_Exercise description_
Every line of the material that mentions the word "推进监测命题改革" should be copied out.

_Extracted information_

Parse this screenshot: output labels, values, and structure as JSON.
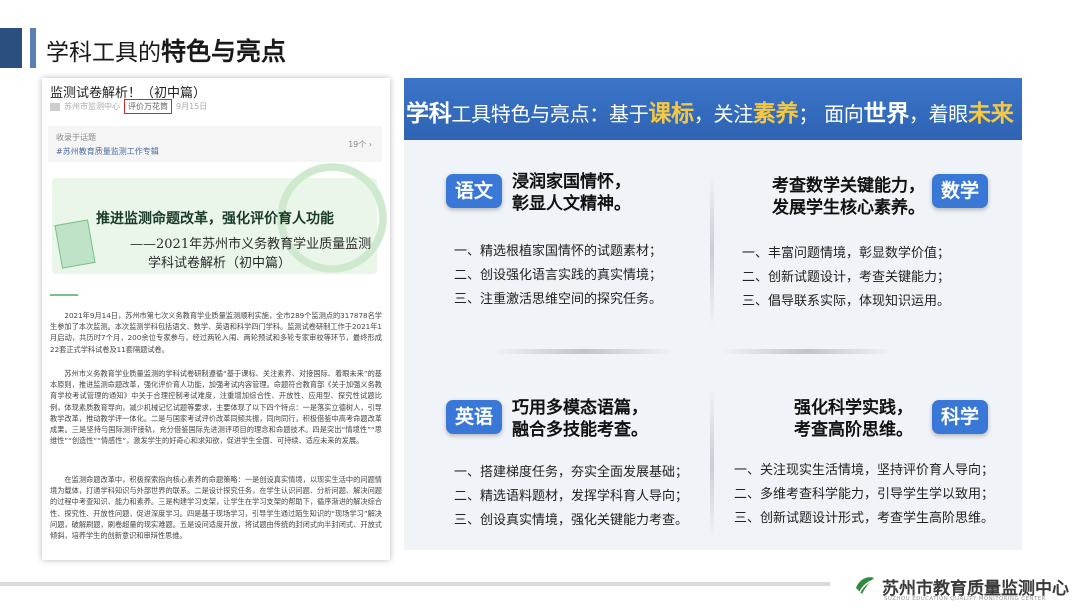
{
  "page": {
    "title_normal": "学科工具的",
    "title_bold": "特色与亮点"
  },
  "article": {
    "heading": "监测试卷解析！（初中篇）",
    "meta_source": "苏州市监测中心",
    "meta_tag": "评价万花筒",
    "meta_date": "9月15日",
    "collect_label": "收录于话题",
    "collect_topic": "#苏州教育质量监测工作专辑",
    "collect_count": "19个 ›",
    "banner_line1": "推进监测命题改革，强化评价育人功能",
    "banner_line2": "——2021年苏州市义务教育学业质量监测",
    "banner_line3": "学科试卷解析（初中篇）",
    "para1": "2021年9月14日，苏州市第七次义务教育学业质量监测顺利实施，全市289个监测点的317878名学生参加了本次监测。本次监测学科包括语文、数学、英语和科学四门学科。监测试卷研制工作于2021年1月启动，共历时7个月，200余位专家参与，经过两轮入闱、两轮预试和多轮专家审校等环节，最终形成22套正式学科试卷及11套隔题试卷。",
    "para2": "苏州市义务教育学业质量监测的学科试卷研制遵循“基于课标、关注素养、对接国际、着眼未来”的基本原则，推进监测命题改革，强化评价育人功能，加强考试内容管理。命题符合教育部《关于加强义务教育学校考试管理的通知》中关于合理控制考试难度，注重增加综合性、开放性、应用型、探究性试题比例，体现素质教育导向，减少机械记忆试题等要求，主要体现了以下四个特点：一是落实立德树人，引导教学改革，推动教学评一体化。二是与国家考试评价改革同频共振，同向同行，积极借鉴中高考命题改革成果。三是坚持与国际测评接轨，充分借鉴国际先进测评项目的理念和命题技术。四是突出“情境性”“思维性”“创造性”“情感性”，激发学生的好奇心和求知欲，促进学生全面、可持续、适应未来的发展。",
    "para3": "在监测命题改革中，积极探索指向核心素养的命题策略：一是创设真实情境，以现实生活中的问题情境为载体，打通学科知识与外部世界的联系。二是设计探究任务，在学生认识问题、分析问题、解决问题的过程中考查知识、能力和素养。三是构建学习支架，让学生在学习支架的帮助下，循序渐进的解决综合性、探究性、开放性问题，促进深度学习。四是基于现场学习，引导学生通过陌生知识的“现场学习”解决问题，破解刷题，刷卷超量的现实难题。五是设问适度开放，将试题由传统的封闭式向半封闭式、开放式倾斜，培养学生的创新意识和审辩性思维。"
  },
  "panel": {
    "header_parts": [
      "学科",
      "工具特色与亮点：基于",
      "课标",
      "，关注",
      "素养",
      "；  面向",
      "世界",
      "，着眼",
      "未来"
    ],
    "quadrants": [
      {
        "badge": "语文",
        "title1": "浸润家国情怀，",
        "title2": "彰显人文精神。",
        "items": [
          "一、精选根植家国情怀的试题素材；",
          "二、创设强化语言实践的真实情境；",
          "三、注重激活思维空间的探究任务。"
        ]
      },
      {
        "badge": "数学",
        "title1": "考查数学关键能力，",
        "title2": "发展学生核心素养。",
        "items": [
          "一、丰富问题情境，彰显数学价值；",
          "二、创新试题设计，考查关键能力；",
          "三、倡导联系实际，体现知识运用。"
        ]
      },
      {
        "badge": "英语",
        "title1": "巧用多模态语篇，",
        "title2": "融合多技能考查。",
        "items": [
          "一、搭建梯度任务，夯实全面发展基础；",
          "二、精选语料题材，发挥学科育人导向；",
          "三、创设真实情境，强化关键能力考查。"
        ]
      },
      {
        "badge": "科学",
        "title1": "强化科学实践，",
        "title2": "考查高阶思维。",
        "items": [
          "一、关注现实生活情境，坚持评价育人导向；",
          "二、多维考查科学能力，引导学生学以致用；",
          "三、创新试题设计形式，考查学生高阶思维。"
        ]
      }
    ]
  },
  "footer": {
    "org_name": "苏州市教育质量监测中心",
    "org_name_en": "SUZHOU EDUCATION QUALITY MONITORING CENTER",
    "logo_color": "#2e8b3a"
  }
}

_Solution for this task_
    "banner_line1": "推进监测命题改革，强化评价育人功能",
    "para2": "苏州市义务教育学业质量监测的学科试卷研制遵循“基于课标、关注素养、对接国际、着眼未来”的基本原则，推进监测命题改革，强化评价育人功能，加强考试内容管理。命题符合教育部《关于加强义务教育学校考试管理的通知》中关于合理控制考试难度，注重增加综合性、开放性、应用型、探究性试题比例，体现素质教育导向，减少机械记忆试题等要求，主要体现了以下四个特点：一是落实立德树人，引导教学改革，推动教学评一体化。二是与国家考试评价改革同频共振，同向同行，积极借鉴中高考命题改革成果。三是坚持与国际测评接轨，充分借鉴国际先进测评项目的理念和命题技术。四是突出“情境性”“思维性”“创造性”“情感性”，激发学生的好奇心和求知欲，促进学生全面、可持续、适应未来的发展。",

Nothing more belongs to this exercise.